[This is a repost of my review from the 2018 Toronto International Film Festival. 22 July opens today in limited release and is also available on Netflix.]
Although Paul Greengrass has dealt with real-world violence before, specifically in his movies Bloody Sunday, United 93, and Captain Phillips, his new film, 22 July, is the first time he has explored the aftermath of an attack. You get the sense from the film that Greengrass recognizes we’re in a new moment in history (before today’s screening at TIFF, he noted that we are living in “unprecedented times”) where the far right is on the rise throughout the Western world, and so he needs a different kind of movie to meet this moment. It’s not enough to simply show the particulars of a terrorist act; we must also recognize how to deal with the fallout. As always, Greengrass does not shy away from the brutality and evil of terrorism, but 22 July unflinchingly looks at how extremists may sit in smug satisfaction, but they will never have the strength of those who fight for what’s good in this world.
The first half-hour of 22 July is deeply difficult to watch as Greengrass shows terrorist Anders Behring Breivik (Anders Danielsen Lie) preparing and carrying out a bombing on a government building in Oslo before traveling to Utøya Island disguised as a policeman so he can shoot and kill teenagers attending a youth leadership camp. The movie then splits after the capture of Breivik, switching between scenes featuring the terrorist taking full advantage of Norway’s legal system, and scenes about the recovery of Viljar (Jonas Strand Gravli), a teenager shot five times on Utøya by Breivik. As Breivik makes his way through the judicial process with the deeply reluctant aid of his handpicked lawyer Geir Lippestad (Jon Øigarden), Viljar struggles to not only heal his broken body, but also deal with the mental trauma he suffered as a result of Breivik’s actions.
22 July is set in Norway, but the entire cast speaks English because it feels like Greengrass is really making this not for the people of Norway, who rose to the challenge and held fast to their democracy, but for the people of the U.S. That’s not to say that Americans are somehow weaker than Norwegians, but Greengrass knows he’s pushing buttons as he shows Breivik in relative comfort, able to choose his lawyer, read a statement from the courtroom, and not even worry about the death penalty. Meanwhile, nightmares plague poor Viljar, who also suffers from blindness in one eye, a broken body, and bullet shards stuck in his brain that could kill him at any time.
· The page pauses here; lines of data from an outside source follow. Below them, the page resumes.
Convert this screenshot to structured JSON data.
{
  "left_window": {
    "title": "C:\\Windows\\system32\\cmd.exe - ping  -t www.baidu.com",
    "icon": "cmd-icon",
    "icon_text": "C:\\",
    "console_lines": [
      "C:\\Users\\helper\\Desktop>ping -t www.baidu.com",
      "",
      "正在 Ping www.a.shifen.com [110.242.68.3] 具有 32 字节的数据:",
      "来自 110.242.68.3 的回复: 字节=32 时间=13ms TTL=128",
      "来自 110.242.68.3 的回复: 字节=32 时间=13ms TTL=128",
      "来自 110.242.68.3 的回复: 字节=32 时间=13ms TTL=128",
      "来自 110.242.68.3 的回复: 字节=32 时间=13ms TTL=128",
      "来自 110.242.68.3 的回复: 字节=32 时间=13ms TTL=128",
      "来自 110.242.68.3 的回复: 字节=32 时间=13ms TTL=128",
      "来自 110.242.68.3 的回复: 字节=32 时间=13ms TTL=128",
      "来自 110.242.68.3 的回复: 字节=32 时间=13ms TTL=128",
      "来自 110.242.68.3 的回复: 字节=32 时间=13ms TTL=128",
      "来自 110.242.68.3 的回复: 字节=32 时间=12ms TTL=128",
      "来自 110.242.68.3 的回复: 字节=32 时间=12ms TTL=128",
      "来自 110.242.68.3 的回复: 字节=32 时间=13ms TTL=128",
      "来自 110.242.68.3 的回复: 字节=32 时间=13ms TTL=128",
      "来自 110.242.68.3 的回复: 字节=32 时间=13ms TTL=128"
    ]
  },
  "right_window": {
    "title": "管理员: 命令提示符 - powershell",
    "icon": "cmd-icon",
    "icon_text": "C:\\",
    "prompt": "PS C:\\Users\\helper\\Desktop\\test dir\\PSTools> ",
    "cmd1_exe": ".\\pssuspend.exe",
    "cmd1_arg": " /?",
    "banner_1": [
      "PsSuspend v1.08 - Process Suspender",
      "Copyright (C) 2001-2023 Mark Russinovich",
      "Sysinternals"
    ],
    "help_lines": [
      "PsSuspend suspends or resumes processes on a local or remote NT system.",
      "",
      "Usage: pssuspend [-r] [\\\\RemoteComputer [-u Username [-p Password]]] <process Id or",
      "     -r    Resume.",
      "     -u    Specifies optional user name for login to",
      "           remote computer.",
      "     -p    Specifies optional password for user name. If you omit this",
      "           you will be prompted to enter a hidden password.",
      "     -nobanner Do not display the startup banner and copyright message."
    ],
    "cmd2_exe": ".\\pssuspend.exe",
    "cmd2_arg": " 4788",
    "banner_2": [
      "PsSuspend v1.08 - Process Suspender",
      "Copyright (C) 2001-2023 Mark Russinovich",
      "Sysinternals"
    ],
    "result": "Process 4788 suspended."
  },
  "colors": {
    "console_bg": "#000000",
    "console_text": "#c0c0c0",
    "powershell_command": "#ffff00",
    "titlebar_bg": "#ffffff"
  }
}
It’s fundamentally unfair, and in those moments, we’re tempted to call out for a Jack Bauer type to torture the hell out of Breivik to make us feel better.
But the challenge Greengrass presents is not about what makes us feel better, but what makes us better than those who would seek to do us harm. For some, this line of thinking and the resolution Greengrass comes to will be far too pat and naïve. To be fair, Greengrass isn’t interested in looking at what created Breivik or why extremism, be it from the far right or any other belief system, exists at all. To do so would likely be pedantic and ill advised because extremism is here, and the real question is what do we do when we’re confronted with it? People espousing Breivik’s view that immigration must be shut down and “forced multiculturalism” must cease aren’t isolated lunatics. They’re here. They’re in government. They’re in our government. Hating these bigots is satisfying and understandable, but it isn’t enough.
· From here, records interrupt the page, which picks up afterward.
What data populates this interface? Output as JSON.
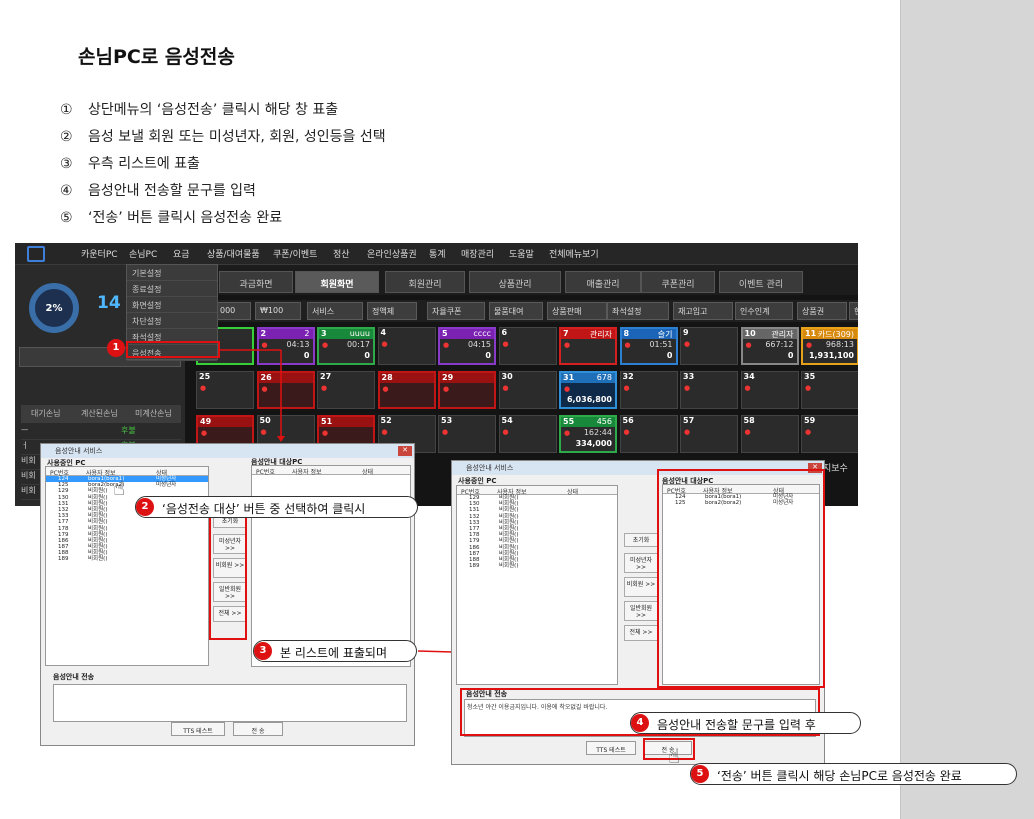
{
  "doc": {
    "title": "손님PC로 음성전송",
    "steps": [
      {
        "n": "①",
        "text": "상단메뉴의 ‘음성전송’ 클릭시 해당 창 표출"
      },
      {
        "n": "②",
        "text": "음성 보낼 회원 또는 미성년자, 회원, 성인등을 선택"
      },
      {
        "n": "③",
        "text": "우측 리스트에 표출"
      },
      {
        "n": "④",
        "text": "음성안내 전송할 문구를 입력"
      },
      {
        "n": "⑤",
        "text": "‘전송’ 버튼 클릭시 음성전송 완료"
      }
    ]
  },
  "app": {
    "menu": [
      "카운터PC",
      "손님PC",
      "요금",
      "상품/대여물품",
      "쿠폰/이벤트",
      "정산",
      "온라인상품권",
      "통계",
      "매장관리",
      "도움말",
      "전체메뉴보기"
    ],
    "submenu": [
      "기본설정",
      "종료설정",
      "화면설정",
      "차단설정",
      "좌석설정",
      "음성전송"
    ],
    "usage_percent": "2%",
    "seat_count": "14",
    "left_tabs": [
      "대기손님",
      "계산된손님",
      "미계산손님"
    ],
    "left_rows": [
      {
        "a": "ㅡ",
        "b": "후불"
      },
      {
        "a": "ㅓ",
        "b": "후불"
      },
      {
        "a": "비회",
        "b": "후불"
      },
      {
        "a": "비회",
        "b": "후불"
      },
      {
        "a": "비회",
        "b": ""
      }
    ],
    "top_tabs": [
      "과금화면",
      "회원화면",
      "회원관리",
      "상품관리",
      "매출관리",
      "쿠폰관리",
      "이벤트 관리"
    ],
    "tools": [
      "000",
      "₩100",
      "서비스",
      "정액제",
      "자율쿠폰",
      "물품대여",
      "상품판매",
      "좌석설정",
      "재고입고",
      "인수인계",
      "상품권",
      "현"
    ],
    "tiles": [
      {
        "num": "1",
        "name": "",
        "time": "",
        "big": "",
        "style": "green"
      },
      {
        "num": "2",
        "name": "2",
        "time": "04:13",
        "big": "0",
        "style": "purple"
      },
      {
        "num": "3",
        "name": "uuuu",
        "time": "00:17",
        "big": "0",
        "style": "green2"
      },
      {
        "num": "4",
        "name": "",
        "time": "",
        "big": "",
        "style": "plain"
      },
      {
        "num": "5",
        "name": "cccc",
        "time": "04:15",
        "big": "0",
        "style": "purple"
      },
      {
        "num": "6",
        "name": "",
        "time": "",
        "big": "",
        "style": "plain"
      },
      {
        "num": "7",
        "name": "관리자",
        "time": "",
        "big": "",
        "style": "red"
      },
      {
        "num": "8",
        "name": "슬기",
        "time": "01:51",
        "big": "0",
        "style": "blue"
      },
      {
        "num": "9",
        "name": "",
        "time": "",
        "big": "",
        "style": "plain"
      },
      {
        "num": "10",
        "name": "관리자",
        "time": "667:12",
        "big": "0",
        "style": "gray"
      },
      {
        "num": "11",
        "name": "카드(309)",
        "time": "968:13",
        "big": "1,931,100",
        "style": "orange"
      },
      {
        "num": "25",
        "name": "",
        "time": "",
        "big": "",
        "style": "plain"
      },
      {
        "num": "26",
        "name": "",
        "time": "",
        "big": "",
        "style": "redout"
      },
      {
        "num": "27",
        "name": "",
        "time": "",
        "big": "",
        "style": "plain"
      },
      {
        "num": "28",
        "name": "",
        "time": "",
        "big": "",
        "style": "redout"
      },
      {
        "num": "29",
        "name": "",
        "time": "",
        "big": "",
        "style": "redout"
      },
      {
        "num": "30",
        "name": "",
        "time": "",
        "big": "",
        "style": "plain"
      },
      {
        "num": "31",
        "name": "678",
        "time": "",
        "big": "6,036,800",
        "style": "cyan"
      },
      {
        "num": "32",
        "name": "",
        "time": "",
        "big": "",
        "style": "plain"
      },
      {
        "num": "33",
        "name": "",
        "time": "",
        "big": "",
        "style": "plain"
      },
      {
        "num": "34",
        "name": "",
        "time": "",
        "big": "",
        "style": "plain"
      },
      {
        "num": "35",
        "name": "",
        "time": "",
        "big": "",
        "style": "plain"
      },
      {
        "num": "49",
        "name": "",
        "time": "",
        "big": "",
        "style": "redout"
      },
      {
        "num": "50",
        "name": "",
        "time": "",
        "big": "",
        "style": "plain"
      },
      {
        "num": "51",
        "name": "",
        "time": "",
        "big": "",
        "style": "redout"
      },
      {
        "num": "52",
        "name": "",
        "time": "",
        "big": "",
        "style": "plain"
      },
      {
        "num": "53",
        "name": "",
        "time": "",
        "big": "",
        "style": "plain"
      },
      {
        "num": "54",
        "name": "",
        "time": "",
        "big": "",
        "style": "plain"
      },
      {
        "num": "55",
        "name": "456",
        "time": "162:44",
        "big": "334,000",
        "style": "green2"
      },
      {
        "num": "56",
        "name": "",
        "time": "",
        "big": "",
        "style": "plain"
      },
      {
        "num": "57",
        "name": "",
        "time": "",
        "big": "",
        "style": "plain"
      },
      {
        "num": "58",
        "name": "",
        "time": "",
        "big": "",
        "style": "plain"
      },
      {
        "num": "59",
        "name": "",
        "time": "",
        "big": "",
        "style": "plain"
      }
    ]
  },
  "dialog": {
    "title": "음성안내 서비스",
    "using_label": "사용중인 PC",
    "target_label": "음성안내 대상PC",
    "cols": [
      "PC번호",
      "사용자 정보",
      "상태"
    ],
    "btn_reset": "초기화",
    "btn_minor": "미성년자 >>",
    "btn_nonmember": "비회원 >>",
    "btn_general": "일반회원 >>",
    "btn_all": "전체 >>",
    "send_label": "음성안내 전송",
    "tts": "TTS 테스트",
    "send": "전 송",
    "memo_text": "청소년 야간 이용금지입니다. 이용에 착오없길 바랍니다."
  },
  "left_rows": [
    {
      "pc": "124",
      "user": "bora1(bora1)",
      "state": "미성년자",
      "sel": true
    },
    {
      "pc": "125",
      "user": "bora2(bora2)",
      "state": "미성년자",
      "sel": false
    },
    {
      "pc": "129",
      "user": "비회원()",
      "state": "",
      "sel": false
    },
    {
      "pc": "130",
      "user": "비회원()",
      "state": "",
      "sel": false
    },
    {
      "pc": "131",
      "user": "비회원()",
      "state": "",
      "sel": false
    },
    {
      "pc": "132",
      "user": "비회원()",
      "state": "",
      "sel": false
    },
    {
      "pc": "133",
      "user": "비회원()",
      "state": "",
      "sel": false
    },
    {
      "pc": "177",
      "user": "비회원()",
      "state": "",
      "sel": false
    },
    {
      "pc": "178",
      "user": "비회원()",
      "state": "",
      "sel": false
    },
    {
      "pc": "179",
      "user": "비회원()",
      "state": "",
      "sel": false
    },
    {
      "pc": "186",
      "user": "비회원()",
      "state": "",
      "sel": false
    },
    {
      "pc": "187",
      "user": "비회원()",
      "state": "",
      "sel": false
    },
    {
      "pc": "188",
      "user": "비회원()",
      "state": "",
      "sel": false
    },
    {
      "pc": "189",
      "user": "비회원()",
      "state": "",
      "sel": false
    }
  ],
  "right_left_rows": [
    {
      "pc": "129",
      "user": "비회원()",
      "state": "",
      "sel": false
    },
    {
      "pc": "130",
      "user": "비회원()",
      "state": "",
      "sel": false
    },
    {
      "pc": "131",
      "user": "비회원()",
      "state": "",
      "sel": false
    },
    {
      "pc": "132",
      "user": "비회원()",
      "state": "",
      "sel": false
    },
    {
      "pc": "133",
      "user": "비회원()",
      "state": "",
      "sel": false
    },
    {
      "pc": "177",
      "user": "비회원()",
      "state": "",
      "sel": false
    },
    {
      "pc": "178",
      "user": "비회원()",
      "state": "",
      "sel": false
    },
    {
      "pc": "179",
      "user": "비회원()",
      "state": "",
      "sel": false
    },
    {
      "pc": "186",
      "user": "비회원()",
      "state": "",
      "sel": false
    },
    {
      "pc": "187",
      "user": "비회원()",
      "state": "",
      "sel": false
    },
    {
      "pc": "188",
      "user": "비회원()",
      "state": "",
      "sel": false
    },
    {
      "pc": "189",
      "user": "비회원()",
      "state": "",
      "sel": false
    }
  ],
  "target_rows": [
    {
      "pc": "124",
      "user": "bora1(bora1)",
      "state": "미성년자",
      "sel": false
    },
    {
      "pc": "125",
      "user": "bora2(bora2)",
      "state": "미성년자",
      "sel": false
    }
  ],
  "callouts": [
    {
      "n": "1",
      "text": ""
    },
    {
      "n": "2",
      "text": "‘음성전송 대상’ 버튼 중 선택하여 클릭시"
    },
    {
      "n": "3",
      "text": "본 리스트에 표출되며"
    },
    {
      "n": "4",
      "text": "음성안내 전송할 문구를 입력 후"
    },
    {
      "n": "5",
      "text": "‘전송’ 버튼 클릭시 해당 손님PC로 음성전송 완료"
    }
  ],
  "app_side_text": "지보수"
}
I don’t know if 22 July will change anyone’s mind. It’s undoubtedly an expertly made movie, the kind we’ve come to expect from Greengrass at this point (the occasional misfire like Jason Bourne not withstanding). Lie gives a chilling performance as Breivik and Gravli is deeply sympathetic as Viljar. But for some viewers, most of whom will see this movie on Netflix, which produced the picture, they won’t get past the harrowing first act. Others will become infuriated with Norway’s restrained treatment of Breivik as Viljar suffers constantly. And ultimately the payoff may not be enough with the conclusion sounding more like a homily than a realistic way to deal with terrorism.
And yet I couldn’t help but be deeply moved by 22 July. The first act almost brought me to tears to see so many families in pain and to think of the real people who lost their lives and the parents who lost their children because a madman felt like he was fighting a war against multiculturalism. From there, you really only have two options as a storyteller. You can opt for nihilism, say that the world is a cruel, unforgiving place and that only force can meet force until we’re all destroyed. Or, as Greengrass does, you can place your bet on young people like Viljar. You can bet that they won’t let the world further descend into chaos, and that despite their pain and anger, they will lead us to something better and uphold the democracy extremists seek to tear down. You may not believe that story, but it’s the one that should be told regardless.